Here's a hair-raising tale for driver applicants who think they only have to worry about having their urine tested: Truckload carrier Gordon Trucking has begun drug-screening all driver applicants via hair samples with the stated goal of reducing new driver accidents within the first crucial months of employment.
The hair-testing, done under company authority, supplements the minimum Dept. of Transportation mandatory urine-testing requirements.
"Research has shown most accidents occur within the first 90-120 days of employment," says Scott Manthey, vp of safety & compliance for Gordon. "Once a driver makes it through that initial period, the risk of an accident drops dramatically. We feel that a urine test combined with the longer timeframe of a hair test offers one the best possible screening tools. We have concluded that this aids in selecting some of the safest and most professional drivers on the road."

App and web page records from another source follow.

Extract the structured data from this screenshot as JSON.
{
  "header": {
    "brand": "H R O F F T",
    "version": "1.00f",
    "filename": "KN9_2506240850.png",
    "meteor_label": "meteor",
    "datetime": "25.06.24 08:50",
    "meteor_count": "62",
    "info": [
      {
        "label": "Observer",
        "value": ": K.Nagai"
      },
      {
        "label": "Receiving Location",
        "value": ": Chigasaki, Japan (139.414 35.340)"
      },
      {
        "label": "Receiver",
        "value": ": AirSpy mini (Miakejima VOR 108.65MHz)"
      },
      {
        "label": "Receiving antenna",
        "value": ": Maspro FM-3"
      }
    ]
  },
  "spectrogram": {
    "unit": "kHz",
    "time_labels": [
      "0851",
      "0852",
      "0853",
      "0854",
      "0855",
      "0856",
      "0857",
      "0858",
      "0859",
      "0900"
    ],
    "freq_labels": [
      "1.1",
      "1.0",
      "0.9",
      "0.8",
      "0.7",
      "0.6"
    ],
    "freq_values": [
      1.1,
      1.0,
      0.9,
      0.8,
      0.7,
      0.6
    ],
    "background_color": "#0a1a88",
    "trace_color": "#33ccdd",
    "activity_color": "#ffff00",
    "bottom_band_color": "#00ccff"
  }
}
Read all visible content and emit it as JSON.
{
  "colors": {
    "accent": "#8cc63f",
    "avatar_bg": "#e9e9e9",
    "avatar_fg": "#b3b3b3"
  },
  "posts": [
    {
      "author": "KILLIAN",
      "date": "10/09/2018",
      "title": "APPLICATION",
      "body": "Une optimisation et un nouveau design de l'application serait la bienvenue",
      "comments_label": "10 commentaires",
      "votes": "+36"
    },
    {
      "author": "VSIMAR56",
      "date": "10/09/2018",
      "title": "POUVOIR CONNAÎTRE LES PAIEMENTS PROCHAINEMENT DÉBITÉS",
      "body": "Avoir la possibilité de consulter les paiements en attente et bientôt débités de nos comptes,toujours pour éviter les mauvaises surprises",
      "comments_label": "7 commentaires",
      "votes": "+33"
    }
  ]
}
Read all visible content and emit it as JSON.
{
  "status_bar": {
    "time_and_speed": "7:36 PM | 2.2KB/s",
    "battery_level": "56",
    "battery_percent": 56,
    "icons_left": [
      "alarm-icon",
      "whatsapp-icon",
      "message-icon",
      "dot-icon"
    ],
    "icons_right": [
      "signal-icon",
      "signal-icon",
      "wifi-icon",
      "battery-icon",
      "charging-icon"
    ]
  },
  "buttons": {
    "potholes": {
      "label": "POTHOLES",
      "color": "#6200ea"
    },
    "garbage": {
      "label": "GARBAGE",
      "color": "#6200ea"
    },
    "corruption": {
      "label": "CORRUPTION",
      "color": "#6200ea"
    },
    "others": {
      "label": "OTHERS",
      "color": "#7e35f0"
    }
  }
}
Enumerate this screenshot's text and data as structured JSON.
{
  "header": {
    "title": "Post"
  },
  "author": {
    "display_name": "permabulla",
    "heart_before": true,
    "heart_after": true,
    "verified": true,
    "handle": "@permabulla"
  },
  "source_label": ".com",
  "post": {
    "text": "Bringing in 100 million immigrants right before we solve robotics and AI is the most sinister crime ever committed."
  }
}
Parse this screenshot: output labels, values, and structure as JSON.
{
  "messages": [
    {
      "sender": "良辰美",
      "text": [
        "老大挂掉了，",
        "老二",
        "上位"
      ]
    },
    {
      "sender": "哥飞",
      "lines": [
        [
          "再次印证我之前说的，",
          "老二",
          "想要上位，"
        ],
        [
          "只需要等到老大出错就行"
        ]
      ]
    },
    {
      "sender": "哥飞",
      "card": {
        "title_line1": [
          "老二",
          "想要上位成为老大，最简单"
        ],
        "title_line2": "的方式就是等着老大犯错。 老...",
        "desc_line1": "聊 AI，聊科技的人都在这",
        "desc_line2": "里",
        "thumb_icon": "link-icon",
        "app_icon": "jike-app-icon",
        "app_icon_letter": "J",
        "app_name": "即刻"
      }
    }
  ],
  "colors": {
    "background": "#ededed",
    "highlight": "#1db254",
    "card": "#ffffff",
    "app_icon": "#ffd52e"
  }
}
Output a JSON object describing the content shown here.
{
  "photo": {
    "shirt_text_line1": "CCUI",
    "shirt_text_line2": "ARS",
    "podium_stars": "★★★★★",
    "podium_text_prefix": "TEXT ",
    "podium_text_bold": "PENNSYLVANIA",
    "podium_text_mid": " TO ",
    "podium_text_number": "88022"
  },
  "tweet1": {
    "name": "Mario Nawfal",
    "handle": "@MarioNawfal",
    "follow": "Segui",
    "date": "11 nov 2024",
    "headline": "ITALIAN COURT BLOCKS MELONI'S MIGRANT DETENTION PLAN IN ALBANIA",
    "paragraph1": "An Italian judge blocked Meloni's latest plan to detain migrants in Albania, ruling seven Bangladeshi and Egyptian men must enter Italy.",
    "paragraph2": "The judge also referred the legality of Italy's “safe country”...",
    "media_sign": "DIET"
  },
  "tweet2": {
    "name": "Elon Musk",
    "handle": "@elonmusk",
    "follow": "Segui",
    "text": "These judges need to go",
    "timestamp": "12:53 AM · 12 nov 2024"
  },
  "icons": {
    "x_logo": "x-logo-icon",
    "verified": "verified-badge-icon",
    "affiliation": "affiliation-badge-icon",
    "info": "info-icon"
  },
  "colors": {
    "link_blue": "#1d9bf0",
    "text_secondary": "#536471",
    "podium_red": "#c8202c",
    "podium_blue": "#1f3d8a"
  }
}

The program launched back in July with Omega Laboratories, Inc. carrying out the testing and has already shown beneficial results, according to Mathey. Of the 170 drivers already screened, hair-testing has detected 10 positive candidates that would have otherwise been hired.
"Beyond the candidates who have tested positive," points out Manthey, "we also routinely have candidates dismiss themselves from orientation classes once they confirm a hair test will be conducted."
There's no hair-of-the-dog treatment for human hair that shows evidence of illegal drug use.
He advises that after a lot of research, Gordon Trucking "concluded that it was our responsibility to raise the bar for driver screening. While the spread of dual DOT urine- and hair-testing programs is encouraging, additional reforms need to be implemented as well. The proposals for a 'Drug Test Clearinghouse' should be expanded to include any drug or alcohol screen that has been medically reviewed, not just those tests mandated by the DOT.
"Additional training should also be stipulated for all Medical Review Officers and physicians involved in the screening process,"
Manthey adds. Still, he contends that “professional, responsible drivers are a carrier's best asset. Removing controlled substance abusers from the commercial motor vehicle is a critical part of improving the safety of America's highways."
According to Omega Laboratories, it operates a state-of-the art drug testing facility offering the unique capability of testing hair samples for drugs of abuse. Omega has over 6,000 clients worldwide and services businesses, government organizations and educational institutions.